Arlynn hesitated a moment, then pulled the backpack from her shoulders and pulled a small sketchbook from within. She handed it over to Miranda with a look so vulnerable Miranda had to blink back her own emotions. She slowly turned the pages of Arlynn's book and smiled. The girl had such exquisite talent. Her emotions, the ones she bottled up, the ones she was unable to speak, flowed on the page. "oh Arlynn.... these are divine." Miranda said with breathy awe.
Arlynn seemed to relax at Miranda's attention. A genuine smile tipped the edge of her lips.

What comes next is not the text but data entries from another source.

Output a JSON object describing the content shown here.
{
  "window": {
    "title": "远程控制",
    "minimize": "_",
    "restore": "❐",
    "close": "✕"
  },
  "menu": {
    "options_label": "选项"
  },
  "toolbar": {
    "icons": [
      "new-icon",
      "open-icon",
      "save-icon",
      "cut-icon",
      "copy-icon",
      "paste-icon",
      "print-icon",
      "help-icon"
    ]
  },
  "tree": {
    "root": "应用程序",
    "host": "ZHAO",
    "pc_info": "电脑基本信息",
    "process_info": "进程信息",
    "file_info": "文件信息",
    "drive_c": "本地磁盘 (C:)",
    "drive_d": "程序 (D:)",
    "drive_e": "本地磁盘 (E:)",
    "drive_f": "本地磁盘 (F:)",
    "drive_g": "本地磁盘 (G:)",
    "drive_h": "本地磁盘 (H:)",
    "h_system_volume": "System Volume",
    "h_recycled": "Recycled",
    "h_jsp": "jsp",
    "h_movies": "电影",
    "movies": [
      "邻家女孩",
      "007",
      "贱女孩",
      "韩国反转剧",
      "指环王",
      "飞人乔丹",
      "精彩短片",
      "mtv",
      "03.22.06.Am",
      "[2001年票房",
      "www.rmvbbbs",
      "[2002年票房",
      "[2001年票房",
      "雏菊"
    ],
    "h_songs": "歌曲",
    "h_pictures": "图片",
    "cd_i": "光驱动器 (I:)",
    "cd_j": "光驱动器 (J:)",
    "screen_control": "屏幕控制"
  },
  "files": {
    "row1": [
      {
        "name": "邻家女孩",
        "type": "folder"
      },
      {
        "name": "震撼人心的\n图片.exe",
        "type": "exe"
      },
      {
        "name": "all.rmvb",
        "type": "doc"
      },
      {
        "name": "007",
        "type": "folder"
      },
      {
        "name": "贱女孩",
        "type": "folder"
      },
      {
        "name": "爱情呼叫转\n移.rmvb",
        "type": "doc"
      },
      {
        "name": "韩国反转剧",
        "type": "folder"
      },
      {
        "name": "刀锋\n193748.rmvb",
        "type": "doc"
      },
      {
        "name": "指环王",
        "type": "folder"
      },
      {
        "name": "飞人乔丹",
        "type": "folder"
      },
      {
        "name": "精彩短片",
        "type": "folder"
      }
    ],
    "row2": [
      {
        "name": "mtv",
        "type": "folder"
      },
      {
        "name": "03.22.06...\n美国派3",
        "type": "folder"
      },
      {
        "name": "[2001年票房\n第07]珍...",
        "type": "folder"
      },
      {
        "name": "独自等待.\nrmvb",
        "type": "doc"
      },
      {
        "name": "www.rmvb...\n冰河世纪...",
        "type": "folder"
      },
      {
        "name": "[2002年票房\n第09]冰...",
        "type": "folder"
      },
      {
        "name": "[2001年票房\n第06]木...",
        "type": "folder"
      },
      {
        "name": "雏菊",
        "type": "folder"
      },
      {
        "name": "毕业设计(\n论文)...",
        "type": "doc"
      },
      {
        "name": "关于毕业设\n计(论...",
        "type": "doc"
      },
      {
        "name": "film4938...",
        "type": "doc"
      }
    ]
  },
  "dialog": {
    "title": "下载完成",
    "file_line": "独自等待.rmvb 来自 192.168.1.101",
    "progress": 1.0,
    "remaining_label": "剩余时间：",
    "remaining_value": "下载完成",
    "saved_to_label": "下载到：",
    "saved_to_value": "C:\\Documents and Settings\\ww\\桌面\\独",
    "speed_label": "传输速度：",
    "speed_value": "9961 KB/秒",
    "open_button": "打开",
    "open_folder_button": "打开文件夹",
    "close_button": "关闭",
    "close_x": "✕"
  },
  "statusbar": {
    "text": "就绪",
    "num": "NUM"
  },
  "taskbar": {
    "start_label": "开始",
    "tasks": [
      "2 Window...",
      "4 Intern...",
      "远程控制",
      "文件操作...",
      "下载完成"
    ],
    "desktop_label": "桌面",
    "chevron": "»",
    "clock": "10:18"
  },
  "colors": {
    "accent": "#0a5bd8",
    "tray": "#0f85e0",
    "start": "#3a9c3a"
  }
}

As she handed the book back too Arlynn, she said, "Emily has been asking if you are going to come back this summer. She has missed you."
Arlynn bit her lips, pressing them together taking a moment to consider. Her aunt looked at her expectantly, not wanting to push too hard, but knowing that this was something her niece needed. When Arlynn nodded her acceptance, Stephanie released the breath she had been holding.
"You can start whenever you like... even today if you want." Miranda told her.
Arlynn looked up at her aunt silently asking permission and Stephanie smiled. "Of course." she said.
They walked to the Studio entrance and just as Stephanie told her she'd be back at four o'clock to get her, a squeal erupted from the open door. Moments later Arlynn was engulfed in a hug.
The hugger was a blond girl slightly shorter than Arlynn. Her eyes danced with merriment as she gushed her hello and pulled Arlynn up the steps into the Studio. Her excited chatter buzzing on the breeze.
Stephanie watched the girls disappeared into the building and then glanced over at Miranda who was smiling broadly.
"I think she is going to be just fine Stephanie, don't you worry. I don't think Emily will let her get to melancholy." They both laughed.
Things were looking promising. Dark clouds were beginning to move off and the sun was poking through. Stephanie smiled kindly at her friend as they parted.